→ **EXERCISE DETAILS**:
Count, in the entries, the lines with "avaliação". Answer with the number only.

[Extracted data entries]
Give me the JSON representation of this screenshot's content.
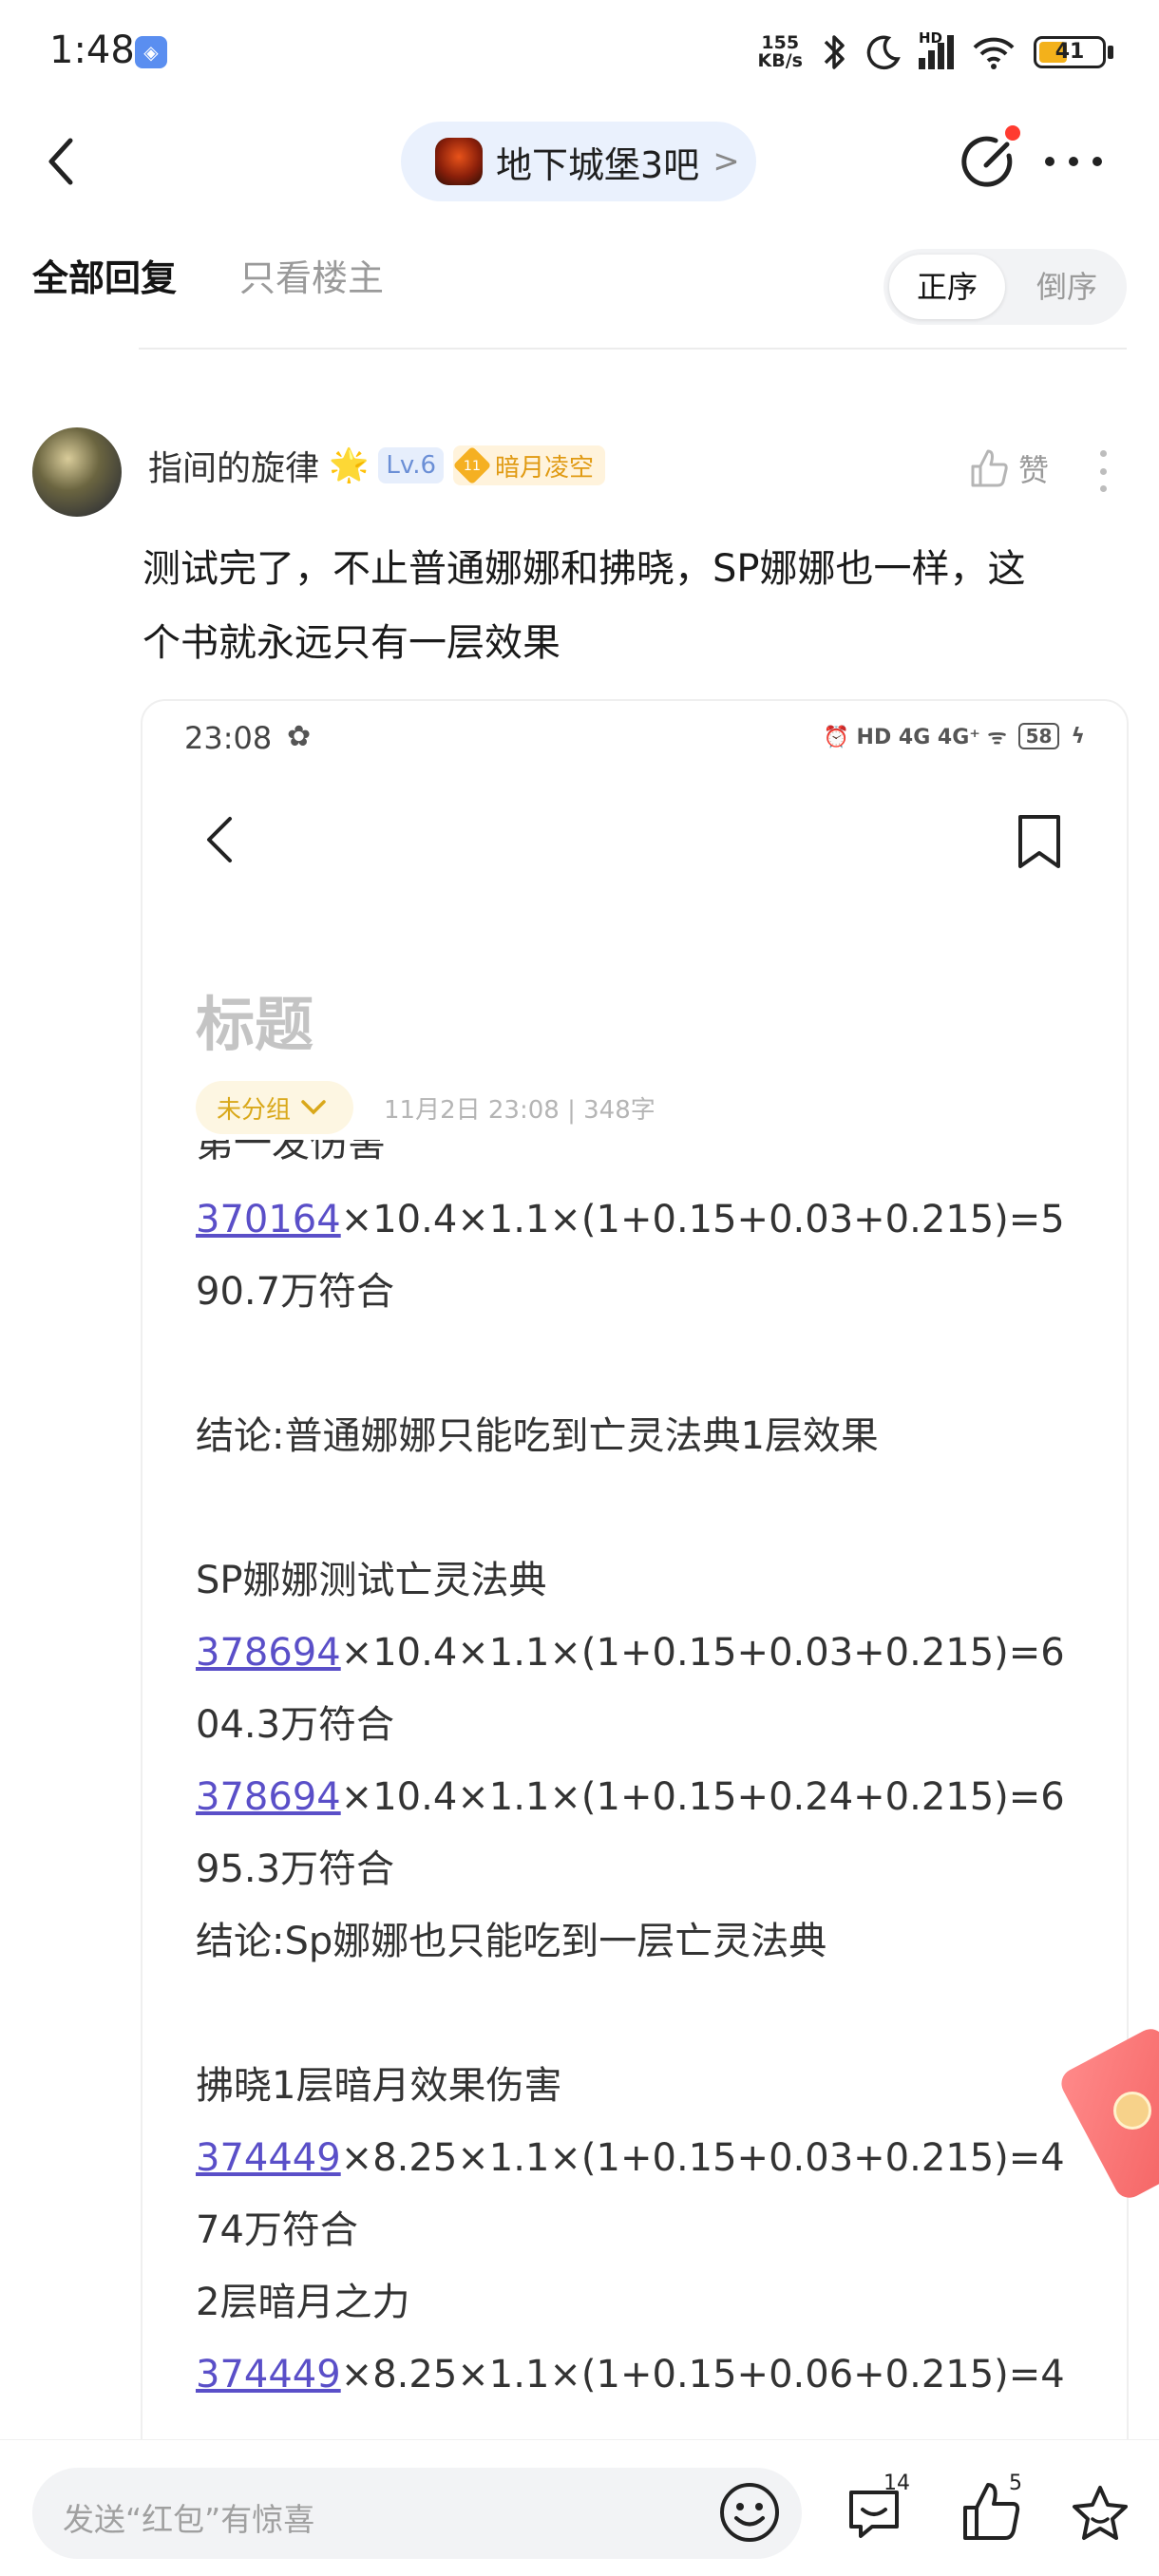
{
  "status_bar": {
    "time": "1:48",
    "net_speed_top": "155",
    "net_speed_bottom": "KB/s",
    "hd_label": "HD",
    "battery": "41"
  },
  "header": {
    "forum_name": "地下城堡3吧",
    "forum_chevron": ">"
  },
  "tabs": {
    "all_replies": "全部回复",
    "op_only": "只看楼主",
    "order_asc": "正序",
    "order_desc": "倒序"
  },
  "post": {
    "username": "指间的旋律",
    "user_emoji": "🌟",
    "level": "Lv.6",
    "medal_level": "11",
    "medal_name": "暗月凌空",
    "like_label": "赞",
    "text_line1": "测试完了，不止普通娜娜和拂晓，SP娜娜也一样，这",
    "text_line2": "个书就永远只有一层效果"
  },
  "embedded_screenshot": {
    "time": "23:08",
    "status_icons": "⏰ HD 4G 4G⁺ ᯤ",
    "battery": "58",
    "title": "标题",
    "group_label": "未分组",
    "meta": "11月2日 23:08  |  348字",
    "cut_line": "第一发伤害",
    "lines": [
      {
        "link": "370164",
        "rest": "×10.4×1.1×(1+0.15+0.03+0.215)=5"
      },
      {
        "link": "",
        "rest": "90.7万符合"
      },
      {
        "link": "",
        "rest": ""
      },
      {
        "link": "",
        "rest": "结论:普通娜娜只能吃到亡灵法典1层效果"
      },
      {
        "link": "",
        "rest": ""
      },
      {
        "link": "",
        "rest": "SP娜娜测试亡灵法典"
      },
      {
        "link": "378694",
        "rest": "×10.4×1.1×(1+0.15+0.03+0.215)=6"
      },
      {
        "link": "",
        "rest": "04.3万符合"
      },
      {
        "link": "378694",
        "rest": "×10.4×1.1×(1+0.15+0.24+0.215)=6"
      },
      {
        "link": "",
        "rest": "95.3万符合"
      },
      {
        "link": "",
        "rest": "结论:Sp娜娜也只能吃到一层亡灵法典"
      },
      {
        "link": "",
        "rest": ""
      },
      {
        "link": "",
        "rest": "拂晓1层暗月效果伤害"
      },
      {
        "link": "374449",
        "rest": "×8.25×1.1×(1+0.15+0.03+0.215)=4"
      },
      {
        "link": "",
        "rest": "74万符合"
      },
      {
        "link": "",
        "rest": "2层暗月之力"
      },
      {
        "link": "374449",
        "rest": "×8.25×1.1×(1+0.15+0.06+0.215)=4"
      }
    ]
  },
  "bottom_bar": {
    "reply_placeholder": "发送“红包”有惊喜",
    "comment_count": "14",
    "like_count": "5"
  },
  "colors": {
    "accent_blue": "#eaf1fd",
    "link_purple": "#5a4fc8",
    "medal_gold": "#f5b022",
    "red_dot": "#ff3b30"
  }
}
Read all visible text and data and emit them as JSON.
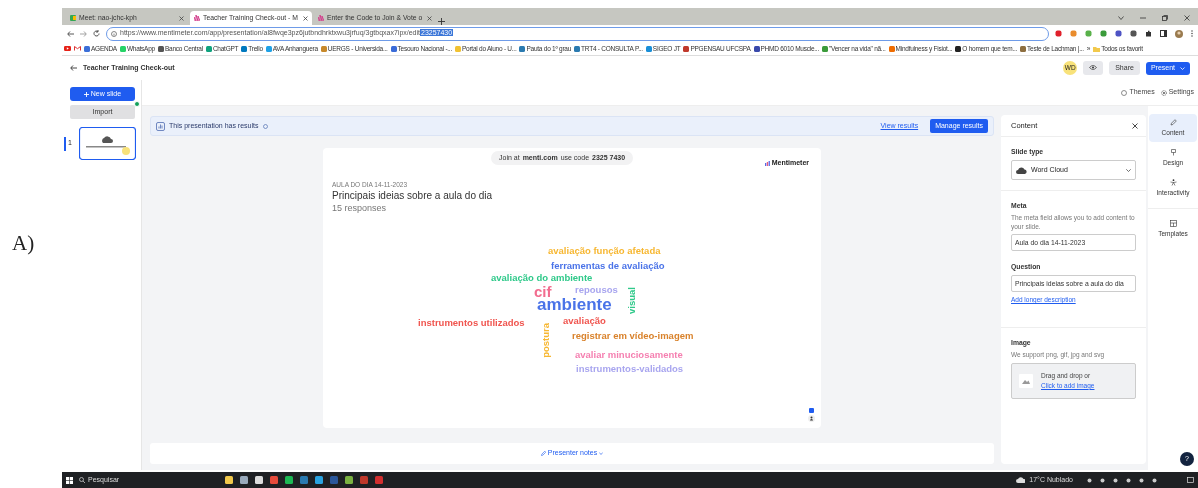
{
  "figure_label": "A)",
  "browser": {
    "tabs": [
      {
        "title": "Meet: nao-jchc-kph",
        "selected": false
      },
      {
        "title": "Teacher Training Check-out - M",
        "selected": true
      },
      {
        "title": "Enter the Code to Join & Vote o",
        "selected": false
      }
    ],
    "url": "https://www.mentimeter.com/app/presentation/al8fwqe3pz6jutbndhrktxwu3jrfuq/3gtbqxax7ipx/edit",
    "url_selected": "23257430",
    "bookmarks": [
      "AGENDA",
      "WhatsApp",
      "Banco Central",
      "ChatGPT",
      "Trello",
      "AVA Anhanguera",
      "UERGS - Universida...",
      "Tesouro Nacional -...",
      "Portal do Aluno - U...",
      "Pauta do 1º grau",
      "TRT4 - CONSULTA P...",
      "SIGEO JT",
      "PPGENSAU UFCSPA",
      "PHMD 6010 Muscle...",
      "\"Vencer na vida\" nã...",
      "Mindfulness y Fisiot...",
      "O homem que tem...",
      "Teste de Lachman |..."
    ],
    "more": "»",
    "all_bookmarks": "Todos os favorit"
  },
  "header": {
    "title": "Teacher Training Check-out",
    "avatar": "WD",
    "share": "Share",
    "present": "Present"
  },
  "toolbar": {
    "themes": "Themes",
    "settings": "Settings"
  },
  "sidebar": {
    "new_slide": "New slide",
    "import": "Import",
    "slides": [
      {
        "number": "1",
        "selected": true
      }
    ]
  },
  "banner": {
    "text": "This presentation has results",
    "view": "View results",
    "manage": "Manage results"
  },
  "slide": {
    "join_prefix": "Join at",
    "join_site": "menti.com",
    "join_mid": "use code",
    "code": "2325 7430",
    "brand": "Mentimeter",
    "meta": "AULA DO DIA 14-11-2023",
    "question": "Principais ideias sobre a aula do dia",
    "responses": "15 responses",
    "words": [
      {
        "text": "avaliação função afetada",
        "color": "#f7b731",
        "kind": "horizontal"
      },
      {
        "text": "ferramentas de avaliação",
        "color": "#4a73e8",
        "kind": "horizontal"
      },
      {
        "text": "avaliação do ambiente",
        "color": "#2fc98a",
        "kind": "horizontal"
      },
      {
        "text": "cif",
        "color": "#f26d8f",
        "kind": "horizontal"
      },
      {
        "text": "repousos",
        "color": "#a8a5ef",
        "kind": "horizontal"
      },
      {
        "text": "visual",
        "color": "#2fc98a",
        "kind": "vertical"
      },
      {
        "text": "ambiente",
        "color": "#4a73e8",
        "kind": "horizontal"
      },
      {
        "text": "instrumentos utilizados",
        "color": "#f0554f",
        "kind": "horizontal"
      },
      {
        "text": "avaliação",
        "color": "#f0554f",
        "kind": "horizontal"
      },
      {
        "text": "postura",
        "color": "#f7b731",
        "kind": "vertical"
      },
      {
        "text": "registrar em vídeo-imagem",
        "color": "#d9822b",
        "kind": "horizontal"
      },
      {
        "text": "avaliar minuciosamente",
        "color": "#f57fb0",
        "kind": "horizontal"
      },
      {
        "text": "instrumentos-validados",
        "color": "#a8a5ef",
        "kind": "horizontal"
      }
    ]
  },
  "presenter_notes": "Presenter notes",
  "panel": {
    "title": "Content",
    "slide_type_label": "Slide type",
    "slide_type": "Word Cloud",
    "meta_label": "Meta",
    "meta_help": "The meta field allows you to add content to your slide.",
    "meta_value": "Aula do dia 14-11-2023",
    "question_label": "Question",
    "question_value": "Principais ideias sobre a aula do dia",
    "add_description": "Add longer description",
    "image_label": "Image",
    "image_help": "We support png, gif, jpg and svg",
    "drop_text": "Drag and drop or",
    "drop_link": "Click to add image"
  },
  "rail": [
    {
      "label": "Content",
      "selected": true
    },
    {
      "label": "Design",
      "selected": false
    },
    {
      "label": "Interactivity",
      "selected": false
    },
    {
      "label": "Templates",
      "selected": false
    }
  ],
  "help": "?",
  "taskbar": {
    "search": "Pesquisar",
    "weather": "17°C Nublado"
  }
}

→ **RESPONSE TO THE EXERCISE**:
4